Related: Inside the Obama First Date Movie ‘Southside With You’ (Exclusive First Clip)

Southside opens in Chicago during the steamy summer of 1989 and introduces us to Michelle Robinson (a magnetic Tika Sumpter, who’s also a producer), an accomplished second-year associate at a law firm who’s carefully primping for an outing that is most definitely not a date, as she keeps reminding her teasing parents. We also meet her companion for the day, a summer associate named Barack Obama (Parker Sawyers) who’s smoking a cigarette in his bachelor pad before heading out to pick Michelle up. (We’re treated to the winning image of the future commander-in-chief cruising through Chicago in his rusted-out Datsun with Janet Jackson’s “Miss You Much” blaring on the radio.) The witty, self-possessed Michelle is clear from the beginning: She isn’t about to become involved with a coworker who’s her advisee, no less. Barack ostensibly agrees, while subtly orchestrating an entire day — a trip to the Art Institute, a picnic in the park, a movie — designed to win her over in spite of herself.

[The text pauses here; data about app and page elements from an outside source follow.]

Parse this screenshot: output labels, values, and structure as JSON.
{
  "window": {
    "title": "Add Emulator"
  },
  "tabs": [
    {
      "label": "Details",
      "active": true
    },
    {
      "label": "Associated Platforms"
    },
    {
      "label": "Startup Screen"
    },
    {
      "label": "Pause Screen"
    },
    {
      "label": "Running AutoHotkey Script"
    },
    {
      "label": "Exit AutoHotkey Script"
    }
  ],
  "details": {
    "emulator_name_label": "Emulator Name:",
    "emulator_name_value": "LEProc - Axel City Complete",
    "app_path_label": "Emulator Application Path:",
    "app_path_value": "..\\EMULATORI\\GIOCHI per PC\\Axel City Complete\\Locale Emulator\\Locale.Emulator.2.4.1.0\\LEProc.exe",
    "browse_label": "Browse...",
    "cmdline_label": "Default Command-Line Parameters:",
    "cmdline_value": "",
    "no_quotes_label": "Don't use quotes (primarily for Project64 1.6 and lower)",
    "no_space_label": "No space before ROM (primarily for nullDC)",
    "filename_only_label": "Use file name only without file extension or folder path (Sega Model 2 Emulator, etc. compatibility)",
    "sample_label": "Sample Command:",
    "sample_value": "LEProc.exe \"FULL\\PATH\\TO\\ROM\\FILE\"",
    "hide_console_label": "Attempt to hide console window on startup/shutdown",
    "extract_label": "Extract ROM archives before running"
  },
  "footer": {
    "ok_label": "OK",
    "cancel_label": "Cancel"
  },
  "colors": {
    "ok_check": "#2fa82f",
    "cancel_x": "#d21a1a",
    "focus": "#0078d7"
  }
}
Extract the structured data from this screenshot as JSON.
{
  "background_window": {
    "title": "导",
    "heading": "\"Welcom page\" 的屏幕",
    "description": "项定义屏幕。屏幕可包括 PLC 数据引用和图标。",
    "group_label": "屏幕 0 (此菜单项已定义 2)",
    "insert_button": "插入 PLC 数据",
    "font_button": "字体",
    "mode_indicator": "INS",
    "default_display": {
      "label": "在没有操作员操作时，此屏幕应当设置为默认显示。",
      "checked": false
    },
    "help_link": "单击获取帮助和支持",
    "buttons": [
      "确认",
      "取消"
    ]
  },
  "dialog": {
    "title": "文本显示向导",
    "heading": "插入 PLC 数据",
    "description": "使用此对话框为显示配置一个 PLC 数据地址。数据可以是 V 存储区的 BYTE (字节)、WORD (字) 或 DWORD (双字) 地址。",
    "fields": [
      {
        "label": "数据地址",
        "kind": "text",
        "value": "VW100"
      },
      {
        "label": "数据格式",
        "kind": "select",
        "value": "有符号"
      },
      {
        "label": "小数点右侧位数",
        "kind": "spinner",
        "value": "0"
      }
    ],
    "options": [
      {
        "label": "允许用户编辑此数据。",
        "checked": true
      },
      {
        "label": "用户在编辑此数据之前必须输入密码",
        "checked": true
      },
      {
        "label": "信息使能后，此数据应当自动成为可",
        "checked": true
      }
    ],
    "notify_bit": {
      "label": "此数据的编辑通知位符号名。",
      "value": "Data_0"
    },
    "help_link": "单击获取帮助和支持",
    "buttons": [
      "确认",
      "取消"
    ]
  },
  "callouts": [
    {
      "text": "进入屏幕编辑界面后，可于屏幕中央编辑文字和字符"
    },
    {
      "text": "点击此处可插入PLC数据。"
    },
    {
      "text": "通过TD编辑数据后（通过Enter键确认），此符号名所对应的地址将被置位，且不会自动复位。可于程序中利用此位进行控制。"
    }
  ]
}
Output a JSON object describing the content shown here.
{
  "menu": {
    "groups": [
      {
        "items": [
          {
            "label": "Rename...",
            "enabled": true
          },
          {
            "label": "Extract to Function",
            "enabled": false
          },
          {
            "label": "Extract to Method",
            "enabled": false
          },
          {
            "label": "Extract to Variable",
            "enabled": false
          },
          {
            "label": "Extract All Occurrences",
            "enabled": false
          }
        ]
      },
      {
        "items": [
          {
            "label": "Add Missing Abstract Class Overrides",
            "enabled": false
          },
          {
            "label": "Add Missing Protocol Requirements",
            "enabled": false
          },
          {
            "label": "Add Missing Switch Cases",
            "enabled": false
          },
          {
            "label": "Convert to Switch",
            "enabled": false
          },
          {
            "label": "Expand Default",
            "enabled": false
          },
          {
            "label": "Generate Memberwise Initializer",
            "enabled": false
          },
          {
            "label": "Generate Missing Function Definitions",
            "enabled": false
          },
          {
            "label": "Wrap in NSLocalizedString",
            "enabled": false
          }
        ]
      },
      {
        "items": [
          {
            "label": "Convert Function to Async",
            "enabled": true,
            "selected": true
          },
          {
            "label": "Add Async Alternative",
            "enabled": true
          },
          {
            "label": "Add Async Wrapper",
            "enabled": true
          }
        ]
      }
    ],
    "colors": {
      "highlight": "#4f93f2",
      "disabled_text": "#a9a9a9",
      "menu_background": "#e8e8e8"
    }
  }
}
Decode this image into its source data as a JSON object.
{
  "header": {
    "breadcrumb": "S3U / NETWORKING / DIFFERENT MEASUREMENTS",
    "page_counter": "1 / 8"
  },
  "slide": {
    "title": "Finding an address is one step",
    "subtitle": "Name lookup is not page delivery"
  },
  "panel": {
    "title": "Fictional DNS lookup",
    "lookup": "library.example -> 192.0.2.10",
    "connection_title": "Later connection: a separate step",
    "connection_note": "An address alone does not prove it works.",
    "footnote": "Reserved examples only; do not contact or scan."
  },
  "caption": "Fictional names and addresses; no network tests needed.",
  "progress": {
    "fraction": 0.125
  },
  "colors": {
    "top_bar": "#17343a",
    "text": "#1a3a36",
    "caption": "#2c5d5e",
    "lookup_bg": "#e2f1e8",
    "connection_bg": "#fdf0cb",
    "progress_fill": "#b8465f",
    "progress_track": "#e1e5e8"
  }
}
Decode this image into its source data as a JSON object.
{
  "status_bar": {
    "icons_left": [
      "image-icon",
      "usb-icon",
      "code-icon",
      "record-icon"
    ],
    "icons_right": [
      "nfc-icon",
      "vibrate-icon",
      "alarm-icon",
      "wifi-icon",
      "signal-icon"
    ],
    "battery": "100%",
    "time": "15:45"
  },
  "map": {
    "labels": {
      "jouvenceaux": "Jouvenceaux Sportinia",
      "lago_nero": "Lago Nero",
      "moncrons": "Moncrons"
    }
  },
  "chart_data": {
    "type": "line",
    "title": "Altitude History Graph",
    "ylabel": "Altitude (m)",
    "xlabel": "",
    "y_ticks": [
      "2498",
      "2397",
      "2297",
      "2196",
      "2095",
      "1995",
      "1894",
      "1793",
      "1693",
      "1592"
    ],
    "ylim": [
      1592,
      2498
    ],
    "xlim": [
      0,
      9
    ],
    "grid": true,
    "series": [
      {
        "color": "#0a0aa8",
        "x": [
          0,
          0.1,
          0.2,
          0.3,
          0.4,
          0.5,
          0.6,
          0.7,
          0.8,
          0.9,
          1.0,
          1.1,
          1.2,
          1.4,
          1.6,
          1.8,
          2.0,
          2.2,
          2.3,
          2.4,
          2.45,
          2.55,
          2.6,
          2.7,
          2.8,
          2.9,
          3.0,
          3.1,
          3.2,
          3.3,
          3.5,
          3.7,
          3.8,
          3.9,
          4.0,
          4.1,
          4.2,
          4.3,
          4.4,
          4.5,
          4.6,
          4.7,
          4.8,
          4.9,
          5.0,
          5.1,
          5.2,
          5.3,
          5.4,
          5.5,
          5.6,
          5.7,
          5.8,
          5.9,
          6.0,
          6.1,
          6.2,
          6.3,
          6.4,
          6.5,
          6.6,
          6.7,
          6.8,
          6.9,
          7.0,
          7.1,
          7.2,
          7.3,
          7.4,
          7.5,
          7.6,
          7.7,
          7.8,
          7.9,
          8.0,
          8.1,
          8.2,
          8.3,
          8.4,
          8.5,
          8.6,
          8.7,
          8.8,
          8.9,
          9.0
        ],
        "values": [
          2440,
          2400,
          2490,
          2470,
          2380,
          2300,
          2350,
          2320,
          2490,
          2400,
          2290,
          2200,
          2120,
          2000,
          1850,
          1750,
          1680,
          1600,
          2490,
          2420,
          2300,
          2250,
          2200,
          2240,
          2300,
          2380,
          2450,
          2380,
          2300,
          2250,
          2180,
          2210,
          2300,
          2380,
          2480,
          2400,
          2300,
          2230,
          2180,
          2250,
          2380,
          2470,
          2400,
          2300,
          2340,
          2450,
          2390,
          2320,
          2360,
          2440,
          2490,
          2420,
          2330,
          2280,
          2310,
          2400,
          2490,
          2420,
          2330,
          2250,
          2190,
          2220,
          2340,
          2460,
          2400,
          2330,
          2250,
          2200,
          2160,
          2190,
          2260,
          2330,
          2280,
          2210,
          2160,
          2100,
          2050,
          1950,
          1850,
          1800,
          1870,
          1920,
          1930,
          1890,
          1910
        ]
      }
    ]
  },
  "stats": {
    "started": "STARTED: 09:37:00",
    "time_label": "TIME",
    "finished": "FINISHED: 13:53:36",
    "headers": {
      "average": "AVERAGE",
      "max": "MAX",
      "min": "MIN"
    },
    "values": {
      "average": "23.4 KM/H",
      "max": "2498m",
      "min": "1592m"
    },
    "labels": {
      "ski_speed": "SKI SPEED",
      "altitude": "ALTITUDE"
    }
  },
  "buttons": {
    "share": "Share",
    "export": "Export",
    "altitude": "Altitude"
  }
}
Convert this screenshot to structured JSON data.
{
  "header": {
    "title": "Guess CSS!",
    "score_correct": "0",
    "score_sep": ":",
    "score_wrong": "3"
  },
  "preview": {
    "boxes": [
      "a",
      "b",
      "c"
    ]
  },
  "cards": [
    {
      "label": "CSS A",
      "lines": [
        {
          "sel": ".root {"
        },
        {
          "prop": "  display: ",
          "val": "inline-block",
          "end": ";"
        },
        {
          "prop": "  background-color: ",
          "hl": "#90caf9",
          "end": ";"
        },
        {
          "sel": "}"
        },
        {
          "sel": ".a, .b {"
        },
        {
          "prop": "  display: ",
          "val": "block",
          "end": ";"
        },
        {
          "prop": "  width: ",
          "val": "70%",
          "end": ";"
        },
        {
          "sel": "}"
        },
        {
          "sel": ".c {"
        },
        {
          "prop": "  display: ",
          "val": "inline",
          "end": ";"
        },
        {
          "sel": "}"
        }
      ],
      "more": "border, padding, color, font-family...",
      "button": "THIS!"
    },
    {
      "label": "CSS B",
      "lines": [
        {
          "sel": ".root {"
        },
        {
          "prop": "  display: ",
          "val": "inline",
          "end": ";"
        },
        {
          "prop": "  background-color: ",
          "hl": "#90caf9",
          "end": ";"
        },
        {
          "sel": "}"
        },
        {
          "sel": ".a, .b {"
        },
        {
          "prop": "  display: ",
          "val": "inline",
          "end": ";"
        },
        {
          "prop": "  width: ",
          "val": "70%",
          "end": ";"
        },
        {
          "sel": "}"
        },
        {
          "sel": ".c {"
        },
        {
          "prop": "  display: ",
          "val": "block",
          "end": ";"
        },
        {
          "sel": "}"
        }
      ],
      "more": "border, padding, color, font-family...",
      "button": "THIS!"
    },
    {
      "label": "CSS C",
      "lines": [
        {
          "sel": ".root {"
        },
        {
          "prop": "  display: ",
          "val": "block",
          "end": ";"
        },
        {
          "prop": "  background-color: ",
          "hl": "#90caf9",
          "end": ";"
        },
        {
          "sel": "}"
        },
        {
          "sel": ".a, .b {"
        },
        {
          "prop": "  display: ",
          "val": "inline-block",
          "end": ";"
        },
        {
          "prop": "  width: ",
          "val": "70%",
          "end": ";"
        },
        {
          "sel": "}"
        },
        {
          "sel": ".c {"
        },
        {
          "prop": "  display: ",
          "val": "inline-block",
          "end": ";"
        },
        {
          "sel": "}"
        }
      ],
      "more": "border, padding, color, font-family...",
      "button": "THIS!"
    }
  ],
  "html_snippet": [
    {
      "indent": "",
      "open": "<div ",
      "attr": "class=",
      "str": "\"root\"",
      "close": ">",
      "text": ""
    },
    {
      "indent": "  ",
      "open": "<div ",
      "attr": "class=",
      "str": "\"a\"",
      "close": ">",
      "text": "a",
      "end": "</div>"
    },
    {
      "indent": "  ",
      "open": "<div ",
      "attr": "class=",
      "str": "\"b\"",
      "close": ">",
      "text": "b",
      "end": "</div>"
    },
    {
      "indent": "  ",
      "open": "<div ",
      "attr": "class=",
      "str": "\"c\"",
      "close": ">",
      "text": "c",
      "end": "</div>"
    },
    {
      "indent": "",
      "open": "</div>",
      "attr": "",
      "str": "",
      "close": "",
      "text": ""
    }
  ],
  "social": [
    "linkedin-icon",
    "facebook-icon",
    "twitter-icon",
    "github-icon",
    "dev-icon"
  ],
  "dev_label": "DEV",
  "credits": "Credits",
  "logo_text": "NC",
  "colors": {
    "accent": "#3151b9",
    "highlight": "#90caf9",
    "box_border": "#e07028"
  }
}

What unfolds is really one conversation that just keeps on going, ranging from the sitcom Good Times to the paintings of Ernie Barnes, from Michelle’s struggles as a black woman in a white-male-dominated corporate world to Barack’s raw feelings about his absent father. Sumpter and Sawyers are a striking onscreen couple and both navigate the tricky terrain of resembling younger versions of their real-life counterparts without ever falling into impersonation. There aren’t any overt nods to the heights the Obamas would eventually reach — except maybe the suspiciously-stump-like speech Barack ends up giving at a community meeting he takes Michelle to mid-day.

What lingers in the end though, isn’t signs of a future political career. It’s the way Southside gently evokes a dawning connection on one hot summer night. Tanne has said that he built his movie around a few real-life details from the public record — for instance Michelle Robinson and Barack Obama really did go to a screening of Do the Right Thing. They also apparently did go to Baskin-Robbins to end the night, as the characters in the movie do. It’s a dreamy image no matter who the couple is: the spark of new love over a chocolate ice cream cone.

Watch a clip from ‘Southside With You:’